------ Record excerpts
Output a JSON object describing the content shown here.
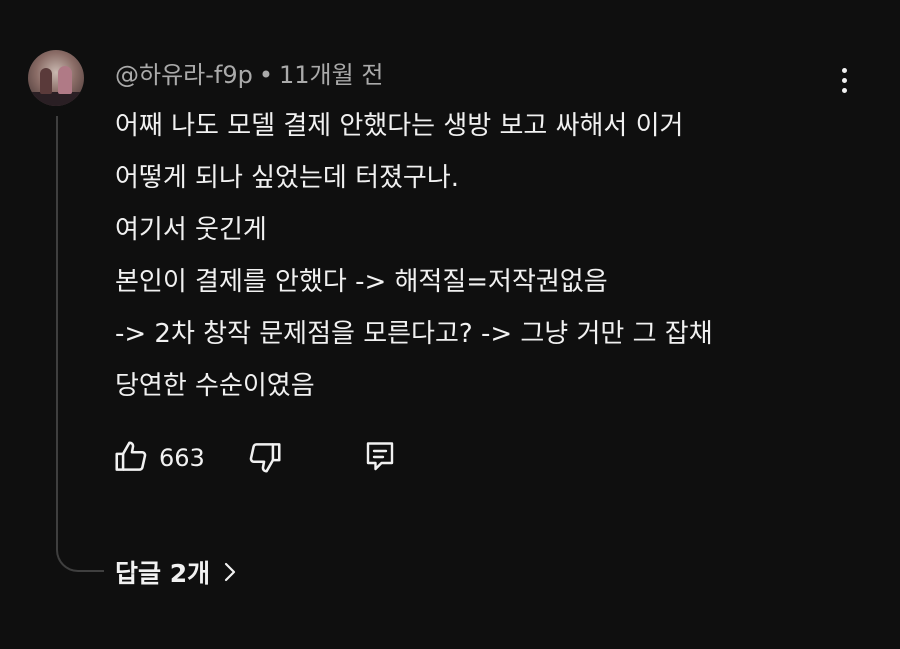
{
  "comment": {
    "author": "@하유라-f9p",
    "separator": "•",
    "time": "11개월 전",
    "lines": [
      "어째 나도 모델 결제 안했다는 생방 보고 싸해서 이거",
      "어떻게 되나 싶었는데 터졌구나.",
      "여기서 웃긴게",
      "본인이 결제를 안했다 -> 해적질=저작권없음",
      "-> 2차 창작 문제점을 모른다고? -> 그냥 거만 그 잡채",
      "당연한 수순이였음"
    ],
    "like_count": "663",
    "replies_label": "답글 2개"
  },
  "icons": {
    "like": "thumbs-up-icon",
    "dislike": "thumbs-down-icon",
    "reply": "comment-icon",
    "more": "more-vertical-icon",
    "replies_chevron": "chevron-right-icon"
  }
}
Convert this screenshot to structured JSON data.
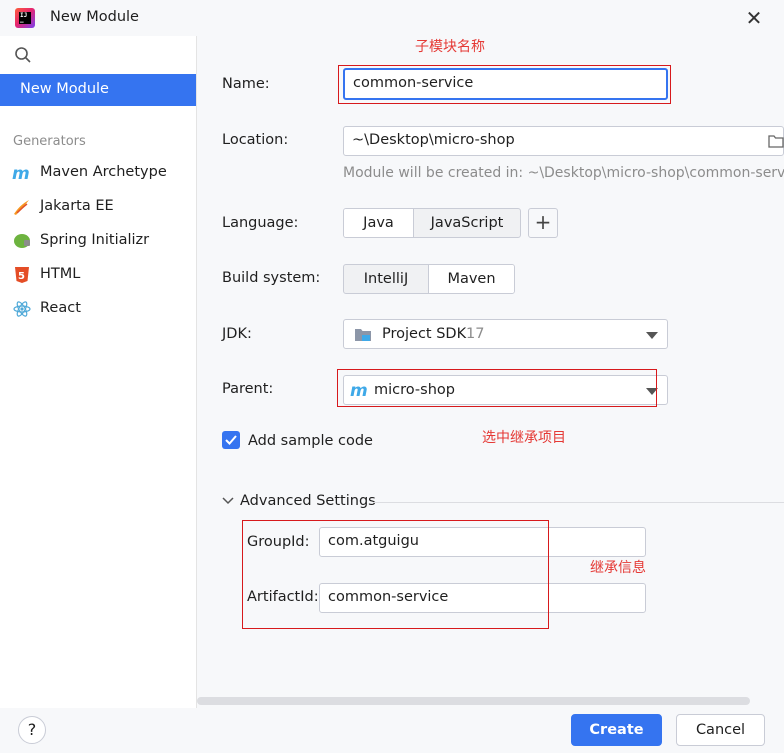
{
  "window": {
    "title": "New Module"
  },
  "sidebar": {
    "selected": "New Module",
    "group_label": "Generators",
    "items": [
      {
        "label": "Maven Archetype",
        "icon": "maven-icon"
      },
      {
        "label": "Jakarta EE",
        "icon": "jakarta-icon"
      },
      {
        "label": "Spring Initializr",
        "icon": "spring-icon"
      },
      {
        "label": "HTML",
        "icon": "html5-icon"
      },
      {
        "label": "React",
        "icon": "react-icon"
      }
    ]
  },
  "form": {
    "name_label": "Name:",
    "name_value": "common-service",
    "location_label": "Location:",
    "location_value": "~\\Desktop\\micro-shop",
    "location_hint": "Module will be created in: ~\\Desktop\\micro-shop\\common-service",
    "language_label": "Language:",
    "language_options": [
      "Java",
      "JavaScript"
    ],
    "language_selected": "Java",
    "build_label": "Build system:",
    "build_options": [
      "IntelliJ",
      "Maven"
    ],
    "build_selected": "Maven",
    "jdk_label": "JDK:",
    "jdk_value": "Project SDK",
    "jdk_version": "17",
    "parent_label": "Parent:",
    "parent_value": "micro-shop",
    "sample_code_label": "Add sample code",
    "sample_code_checked": true,
    "advanced_label": "Advanced Settings",
    "groupid_label": "GroupId:",
    "groupid_value": "com.atguigu",
    "artifactid_label": "ArtifactId:",
    "artifactid_value": "common-service"
  },
  "annotations": {
    "name_note": "子模块名称",
    "parent_note": "选中继承项目",
    "inherit_note": "继承信息"
  },
  "footer": {
    "help_label": "?",
    "create_label": "Create",
    "cancel_label": "Cancel"
  },
  "colors": {
    "accent": "#3574f0",
    "annotation": "#e53935"
  }
}
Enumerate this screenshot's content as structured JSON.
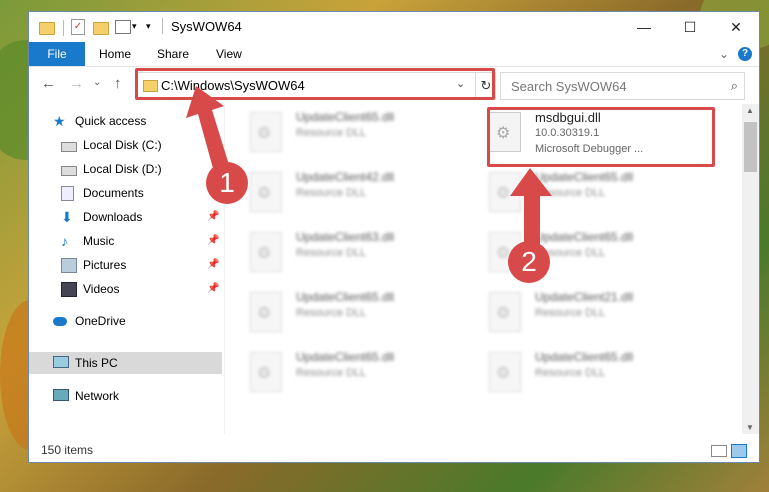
{
  "window": {
    "title": "SysWOW64",
    "minimize_glyph": "—",
    "maximize_glyph": "☐",
    "close_glyph": "✕"
  },
  "ribbon": {
    "tabs": [
      "File",
      "Home",
      "Share",
      "View"
    ],
    "collapse_glyph": "⌄",
    "help_glyph": "?"
  },
  "nav": {
    "back_glyph": "←",
    "forward_glyph": "→",
    "recent_glyph": "⌄",
    "up_glyph": "↑"
  },
  "address": {
    "path": "C:\\Windows\\SysWOW64",
    "dropdown_glyph": "⌄",
    "refresh_glyph": "↻"
  },
  "search": {
    "placeholder": "Search SysWOW64",
    "icon": "search-icon",
    "icon_glyph": "⌕"
  },
  "sidebar": {
    "items": [
      {
        "label": "Quick access",
        "icon": "star-icon",
        "pinned": false
      },
      {
        "label": "Local Disk (C:)",
        "icon": "drive-icon",
        "pinned": false
      },
      {
        "label": "Local Disk (D:)",
        "icon": "drive-icon",
        "pinned": false
      },
      {
        "label": "Documents",
        "icon": "documents-icon",
        "pinned": false
      },
      {
        "label": "Downloads",
        "icon": "download-icon",
        "pinned": true
      },
      {
        "label": "Music",
        "icon": "music-icon",
        "pinned": true
      },
      {
        "label": "Pictures",
        "icon": "pictures-icon",
        "pinned": true
      },
      {
        "label": "Videos",
        "icon": "videos-icon",
        "pinned": true
      },
      {
        "label": "OneDrive",
        "icon": "cloud-icon",
        "pinned": false
      },
      {
        "label": "This PC",
        "icon": "computer-icon",
        "pinned": false,
        "selected": true
      },
      {
        "label": "Network",
        "icon": "network-icon",
        "pinned": false
      }
    ],
    "pin_glyph": "📌"
  },
  "files": {
    "left": [
      {
        "name": "UpdateClient65.dll",
        "type": "Resource DLL"
      },
      {
        "name": "UpdateClient42.dll",
        "type": "Resource DLL"
      },
      {
        "name": "UpdateClient63.dll",
        "type": "Resource DLL"
      },
      {
        "name": "UpdateClient65.dll",
        "type": "Resource DLL"
      },
      {
        "name": "UpdateClient65.dll",
        "type": "Resource DLL"
      }
    ],
    "right": [
      {
        "name": "msdbgui.dll",
        "version": "10.0.30319.1",
        "type": "Microsoft Debugger ..."
      },
      {
        "name": "UpdateClient65.dll",
        "type": "Resource DLL"
      },
      {
        "name": "UpdateClient65.dll",
        "type": "Resource DLL"
      },
      {
        "name": "UpdateClient21.dll",
        "type": "Resource DLL"
      },
      {
        "name": "UpdateClient65.dll",
        "type": "Resource DLL"
      }
    ]
  },
  "status": {
    "item_count": "150 items"
  },
  "callouts": {
    "one": "1",
    "two": "2"
  },
  "colors": {
    "accent": "#1979ca",
    "highlight": "#d84a4a",
    "selected": "#d9d9d9"
  }
}
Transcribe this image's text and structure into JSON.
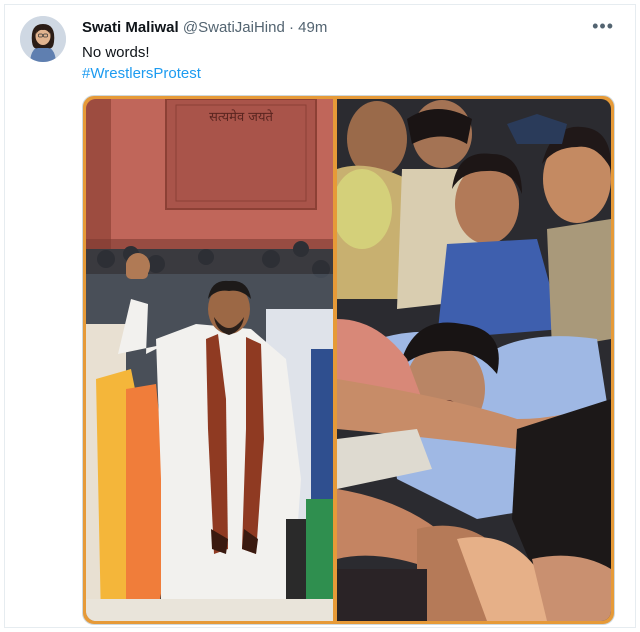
{
  "tweet": {
    "author_name": "Swati Maliwal",
    "handle": "@SwatiJaiHind",
    "separator": "·",
    "time": "49m",
    "text": "No words!",
    "hashtag": "#WrestlersProtest",
    "more_icon": "more-horizontal-icon"
  },
  "media": {
    "border_color": "#e69a38",
    "left_image": {
      "inscription": "सत्यमेव जयते",
      "description": "man in white kurta with orange stole waving in front of red sandstone building"
    },
    "right_image": {
      "description": "woman wrestler in blue shirt being detained by police officers"
    }
  },
  "colors": {
    "link": "#1d9bf0",
    "secondary_text": "#536471",
    "primary_text": "#0f1419"
  }
}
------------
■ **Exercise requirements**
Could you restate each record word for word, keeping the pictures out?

■ **Completed task**
Output a JSON object describing the content shown here.
{
  "comment": {
    "author": "@하유라-f9p",
    "separator": "•",
    "time": "11개월 전",
    "lines": [
      "어째 나도 모델 결제 안했다는 생방 보고 싸해서 이거",
      "어떻게 되나 싶었는데 터졌구나.",
      "여기서 웃긴게",
      "본인이 결제를 안했다 -> 해적질=저작권없음",
      "-> 2차 창작 문제점을 모른다고? -> 그냥 거만 그 잡채",
      "당연한 수순이였음"
    ],
    "like_count": "663",
    "replies_label": "답글 2개"
  },
  "icons": {
    "like": "thumbs-up-icon",
    "dislike": "thumbs-down-icon",
    "reply": "comment-icon",
    "more": "more-vertical-icon",
    "replies_chevron": "chevron-right-icon"
  }
}
Convert this screenshot to structured JSON data.
{
  "window": {
    "title": "New Module"
  },
  "sidebar": {
    "selected": "New Module",
    "group_label": "Generators",
    "items": [
      {
        "label": "Maven Archetype",
        "icon": "maven-icon"
      },
      {
        "label": "Jakarta EE",
        "icon": "jakarta-icon"
      },
      {
        "label": "Spring Initializr",
        "icon": "spring-icon"
      },
      {
        "label": "HTML",
        "icon": "html5-icon"
      },
      {
        "label": "React",
        "icon": "react-icon"
      }
    ]
  },
  "form": {
    "name_label": "Name:",
    "name_value": "common-service",
    "location_label": "Location:",
    "location_value": "~\\Desktop\\micro-shop",
    "location_hint": "Module will be created in: ~\\Desktop\\micro-shop\\common-service",
    "language_label": "Language:",
    "language_options": [
      "Java",
      "JavaScript"
    ],
    "language_selected": "Java",
    "build_label": "Build system:",
    "build_options": [
      "IntelliJ",
      "Maven"
    ],
    "build_selected": "Maven",
    "jdk_label": "JDK:",
    "jdk_value": "Project SDK",
    "jdk_version": "17",
    "parent_label": "Parent:",
    "parent_value": "micro-shop",
    "sample_code_label": "Add sample code",
    "sample_code_checked": true,
    "advanced_label": "Advanced Settings",
    "groupid_label": "GroupId:",
    "groupid_value": "com.atguigu",
    "artifactid_label": "ArtifactId:",
    "artifactid_value": "common-service"
  },
  "annotations": {
    "name_note": "子模块名称",
    "parent_note": "选中继承项目",
    "inherit_note": "继承信息"
  },
  "footer": {
    "help_label": "?",
    "create_label": "Create",
    "cancel_label": "Cancel"
  },
  "colors": {
    "accent": "#3574f0",
    "annotation": "#e53935"
  }
}
Enumerate this screenshot's content as structured JSON.
{
  "window": {
    "title": "SysWOW64",
    "minimize_glyph": "—",
    "maximize_glyph": "☐",
    "close_glyph": "✕"
  },
  "ribbon": {
    "tabs": [
      "File",
      "Home",
      "Share",
      "View"
    ],
    "collapse_glyph": "⌄",
    "help_glyph": "?"
  },
  "nav": {
    "back_glyph": "←",
    "forward_glyph": "→",
    "recent_glyph": "⌄",
    "up_glyph": "↑"
  },
  "address": {
    "path": "C:\\Windows\\SysWOW64",
    "dropdown_glyph": "⌄",
    "refresh_glyph": "↻"
  },
  "search": {
    "placeholder": "Search SysWOW64",
    "icon": "search-icon",
    "icon_glyph": "⌕"
  },
  "sidebar": {
    "items": [
      {
        "label": "Quick access",
        "icon": "star-icon",
        "pinned": false
      },
      {
        "label": "Local Disk (C:)",
        "icon": "drive-icon",
        "pinned": false
      },
      {
        "label": "Local Disk (D:)",
        "icon": "drive-icon",
        "pinned": false
      },
      {
        "label": "Documents",
        "icon": "documents-icon",
        "pinned": false
      },
      {
        "label": "Downloads",
        "icon": "download-icon",
        "pinned": true
      },
      {
        "label": "Music",
        "icon": "music-icon",
        "pinned": true
      },
      {
        "label": "Pictures",
        "icon": "pictures-icon",
        "pinned": true
      },
      {
        "label": "Videos",
        "icon": "videos-icon",
        "pinned": true
      },
      {
        "label": "OneDrive",
        "icon": "cloud-icon",
        "pinned": false
      },
      {
        "label": "This PC",
        "icon": "computer-icon",
        "pinned": false,
        "selected": true
      },
      {
        "label": "Network",
        "icon": "network-icon",
        "pinned": false
      }
    ],
    "pin_glyph": "📌"
  },
  "files": {
    "left": [
      {
        "name": "UpdateClient65.dll",
        "type": "Resource DLL"
      },
      {
        "name": "UpdateClient42.dll",
        "type": "Resource DLL"
      },
      {
        "name": "UpdateClient63.dll",
        "type": "Resource DLL"
      },
      {
        "name": "UpdateClient65.dll",
        "type": "Resource DLL"
      },
      {
        "name": "UpdateClient65.dll",
        "type": "Resource DLL"
      }
    ],
    "right": [
      {
        "name": "msdbgui.dll",
        "version": "10.0.30319.1",
        "type": "Microsoft Debugger ..."
      },
      {
        "name": "UpdateClient65.dll",
        "type": "Resource DLL"
      },
      {
        "name": "UpdateClient65.dll",
        "type": "Resource DLL"
      },
      {
        "name": "UpdateClient21.dll",
        "type": "Resource DLL"
      },
      {
        "name": "UpdateClient65.dll",
        "type": "Resource DLL"
      }
    ]
  },
  "status": {
    "item_count": "150 items"
  },
  "callouts": {
    "one": "1",
    "two": "2"
  },
  "colors": {
    "accent": "#1979ca",
    "highlight": "#d84a4a",
    "selected": "#d9d9d9"
  }
}
Transcribe this image's text and structure into JSON.
{
  "tweet": {
    "author_name": "Swati Maliwal",
    "handle": "@SwatiJaiHind",
    "separator": "·",
    "time": "49m",
    "text": "No words!",
    "hashtag": "#WrestlersProtest",
    "more_icon": "more-horizontal-icon"
  },
  "media": {
    "border_color": "#e69a38",
    "left_image": {
      "inscription": "सत्यमेव जयते",
      "description": "man in white kurta with orange stole waving in front of red sandstone building"
    },
    "right_image": {
      "description": "woman wrestler in blue shirt being detained by police officers"
    }
  },
  "colors": {
    "link": "#1d9bf0",
    "secondary_text": "#536471",
    "primary_text": "#0f1419"
  }
}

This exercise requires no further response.